*WHAT THE TASK REQUIRES:*
Please copy out every line in the records below that includes the word "dots".

*RECORDS PROVIDED:*
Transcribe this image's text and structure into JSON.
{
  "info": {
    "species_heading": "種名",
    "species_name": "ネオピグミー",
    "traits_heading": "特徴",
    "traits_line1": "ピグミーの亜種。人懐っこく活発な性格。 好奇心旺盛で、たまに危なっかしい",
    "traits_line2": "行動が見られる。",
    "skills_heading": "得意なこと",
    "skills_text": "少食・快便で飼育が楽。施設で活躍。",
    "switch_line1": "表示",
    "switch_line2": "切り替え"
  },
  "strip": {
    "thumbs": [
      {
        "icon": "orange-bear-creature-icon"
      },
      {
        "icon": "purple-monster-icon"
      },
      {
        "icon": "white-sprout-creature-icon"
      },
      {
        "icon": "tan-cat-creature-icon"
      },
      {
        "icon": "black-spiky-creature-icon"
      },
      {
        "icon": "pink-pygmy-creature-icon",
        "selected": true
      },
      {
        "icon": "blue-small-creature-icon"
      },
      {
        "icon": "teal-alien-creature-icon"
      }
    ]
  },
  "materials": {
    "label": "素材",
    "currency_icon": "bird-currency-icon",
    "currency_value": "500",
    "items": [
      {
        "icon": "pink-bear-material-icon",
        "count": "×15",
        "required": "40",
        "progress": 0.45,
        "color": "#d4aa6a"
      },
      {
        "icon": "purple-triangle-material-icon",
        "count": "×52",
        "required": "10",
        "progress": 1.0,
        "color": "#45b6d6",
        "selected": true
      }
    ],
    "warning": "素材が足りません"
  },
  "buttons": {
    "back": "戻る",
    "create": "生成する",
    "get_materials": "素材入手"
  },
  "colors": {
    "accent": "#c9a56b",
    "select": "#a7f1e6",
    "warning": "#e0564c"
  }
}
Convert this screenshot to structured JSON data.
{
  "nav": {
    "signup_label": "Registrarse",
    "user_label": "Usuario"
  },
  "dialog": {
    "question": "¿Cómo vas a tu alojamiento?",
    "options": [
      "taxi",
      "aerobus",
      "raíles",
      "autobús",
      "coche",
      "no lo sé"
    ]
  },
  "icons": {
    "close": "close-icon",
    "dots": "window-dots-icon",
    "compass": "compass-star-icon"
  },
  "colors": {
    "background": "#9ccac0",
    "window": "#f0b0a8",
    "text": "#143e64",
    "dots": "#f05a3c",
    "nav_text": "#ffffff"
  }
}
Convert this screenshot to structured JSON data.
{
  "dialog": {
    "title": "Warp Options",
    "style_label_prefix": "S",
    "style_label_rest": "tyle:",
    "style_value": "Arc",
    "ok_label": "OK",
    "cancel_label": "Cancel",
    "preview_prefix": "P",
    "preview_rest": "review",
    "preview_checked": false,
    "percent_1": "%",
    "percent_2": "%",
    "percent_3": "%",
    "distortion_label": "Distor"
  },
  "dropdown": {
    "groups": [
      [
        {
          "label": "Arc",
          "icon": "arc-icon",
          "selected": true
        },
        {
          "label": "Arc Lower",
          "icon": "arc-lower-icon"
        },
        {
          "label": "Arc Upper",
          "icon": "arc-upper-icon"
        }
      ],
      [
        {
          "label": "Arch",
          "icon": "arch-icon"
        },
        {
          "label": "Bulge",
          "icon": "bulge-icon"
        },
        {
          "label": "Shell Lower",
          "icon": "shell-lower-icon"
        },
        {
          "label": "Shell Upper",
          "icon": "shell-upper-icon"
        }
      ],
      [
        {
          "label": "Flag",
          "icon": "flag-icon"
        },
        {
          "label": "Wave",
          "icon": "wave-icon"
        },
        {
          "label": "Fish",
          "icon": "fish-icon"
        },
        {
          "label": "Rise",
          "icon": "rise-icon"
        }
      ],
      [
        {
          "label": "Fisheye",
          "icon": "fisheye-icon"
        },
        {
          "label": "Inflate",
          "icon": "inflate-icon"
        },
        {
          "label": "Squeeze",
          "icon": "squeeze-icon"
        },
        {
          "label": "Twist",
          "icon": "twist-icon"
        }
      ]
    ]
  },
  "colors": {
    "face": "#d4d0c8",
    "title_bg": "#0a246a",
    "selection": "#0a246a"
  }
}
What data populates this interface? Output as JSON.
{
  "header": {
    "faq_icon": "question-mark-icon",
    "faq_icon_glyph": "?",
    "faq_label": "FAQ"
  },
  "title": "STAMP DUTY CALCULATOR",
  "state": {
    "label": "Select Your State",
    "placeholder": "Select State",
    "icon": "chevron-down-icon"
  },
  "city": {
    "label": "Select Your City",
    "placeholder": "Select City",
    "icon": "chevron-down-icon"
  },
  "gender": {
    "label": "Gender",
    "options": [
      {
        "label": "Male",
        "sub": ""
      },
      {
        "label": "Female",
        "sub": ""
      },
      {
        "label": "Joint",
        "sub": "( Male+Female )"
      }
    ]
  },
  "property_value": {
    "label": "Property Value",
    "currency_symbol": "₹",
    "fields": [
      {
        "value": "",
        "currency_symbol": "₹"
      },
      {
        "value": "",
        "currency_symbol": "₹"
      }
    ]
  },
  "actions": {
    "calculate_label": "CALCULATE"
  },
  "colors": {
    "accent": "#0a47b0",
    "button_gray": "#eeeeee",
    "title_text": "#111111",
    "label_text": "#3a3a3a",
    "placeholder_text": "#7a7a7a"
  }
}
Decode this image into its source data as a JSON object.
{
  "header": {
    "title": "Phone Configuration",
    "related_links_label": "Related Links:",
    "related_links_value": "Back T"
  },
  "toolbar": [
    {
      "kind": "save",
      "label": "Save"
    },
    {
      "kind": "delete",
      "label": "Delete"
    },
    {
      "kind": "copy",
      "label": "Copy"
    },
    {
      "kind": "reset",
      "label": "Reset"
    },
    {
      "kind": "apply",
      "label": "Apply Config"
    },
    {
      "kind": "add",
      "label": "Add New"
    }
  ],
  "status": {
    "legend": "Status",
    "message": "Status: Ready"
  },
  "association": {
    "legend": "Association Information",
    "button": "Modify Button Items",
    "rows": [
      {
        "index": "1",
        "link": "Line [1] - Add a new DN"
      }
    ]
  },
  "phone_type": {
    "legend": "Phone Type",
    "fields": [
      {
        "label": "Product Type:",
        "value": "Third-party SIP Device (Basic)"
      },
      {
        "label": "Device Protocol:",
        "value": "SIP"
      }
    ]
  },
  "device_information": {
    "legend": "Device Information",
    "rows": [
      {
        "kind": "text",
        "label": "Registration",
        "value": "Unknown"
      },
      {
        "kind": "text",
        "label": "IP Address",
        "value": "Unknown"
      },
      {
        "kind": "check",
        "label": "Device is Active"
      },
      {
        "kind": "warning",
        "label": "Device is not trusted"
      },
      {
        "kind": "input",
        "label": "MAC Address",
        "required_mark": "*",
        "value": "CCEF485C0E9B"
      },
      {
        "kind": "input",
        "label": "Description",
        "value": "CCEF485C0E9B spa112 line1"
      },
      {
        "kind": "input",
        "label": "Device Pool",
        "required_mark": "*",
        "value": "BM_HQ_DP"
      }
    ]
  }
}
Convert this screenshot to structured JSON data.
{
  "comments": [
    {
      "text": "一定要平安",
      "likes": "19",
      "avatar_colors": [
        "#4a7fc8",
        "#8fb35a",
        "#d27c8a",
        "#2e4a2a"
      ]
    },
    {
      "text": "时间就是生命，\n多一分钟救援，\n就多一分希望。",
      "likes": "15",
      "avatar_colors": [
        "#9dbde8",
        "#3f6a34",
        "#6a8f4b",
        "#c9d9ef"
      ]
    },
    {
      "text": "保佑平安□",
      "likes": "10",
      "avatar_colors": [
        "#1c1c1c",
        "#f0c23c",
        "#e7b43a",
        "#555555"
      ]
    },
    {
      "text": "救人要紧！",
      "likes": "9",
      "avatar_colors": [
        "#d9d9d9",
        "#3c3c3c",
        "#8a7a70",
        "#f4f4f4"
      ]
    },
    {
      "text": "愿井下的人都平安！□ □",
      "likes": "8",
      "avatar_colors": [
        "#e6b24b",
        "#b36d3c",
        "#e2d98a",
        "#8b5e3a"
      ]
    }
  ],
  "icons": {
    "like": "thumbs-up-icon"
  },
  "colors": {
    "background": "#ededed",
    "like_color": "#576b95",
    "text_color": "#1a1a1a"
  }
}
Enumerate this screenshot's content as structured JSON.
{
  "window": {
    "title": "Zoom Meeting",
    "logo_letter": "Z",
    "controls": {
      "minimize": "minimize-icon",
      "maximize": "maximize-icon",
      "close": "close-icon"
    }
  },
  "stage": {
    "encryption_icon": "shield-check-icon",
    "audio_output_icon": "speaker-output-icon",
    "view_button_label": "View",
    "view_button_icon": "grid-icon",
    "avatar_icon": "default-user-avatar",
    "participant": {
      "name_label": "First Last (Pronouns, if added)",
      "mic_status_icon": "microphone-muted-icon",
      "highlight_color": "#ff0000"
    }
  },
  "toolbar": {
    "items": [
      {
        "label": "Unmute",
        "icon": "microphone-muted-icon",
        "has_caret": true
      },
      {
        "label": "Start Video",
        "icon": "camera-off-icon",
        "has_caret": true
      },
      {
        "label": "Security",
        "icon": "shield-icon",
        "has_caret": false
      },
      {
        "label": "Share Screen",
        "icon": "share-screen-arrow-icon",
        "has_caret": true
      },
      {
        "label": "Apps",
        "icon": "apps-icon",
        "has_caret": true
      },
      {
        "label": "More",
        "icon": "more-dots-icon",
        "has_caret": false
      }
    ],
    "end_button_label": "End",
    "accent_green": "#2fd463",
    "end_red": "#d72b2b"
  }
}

*RESPONSE BELOW:*
    "dots": "window-dots-icon",
    "dots": "#f05a3c",
        "icon": "more-dots-icon",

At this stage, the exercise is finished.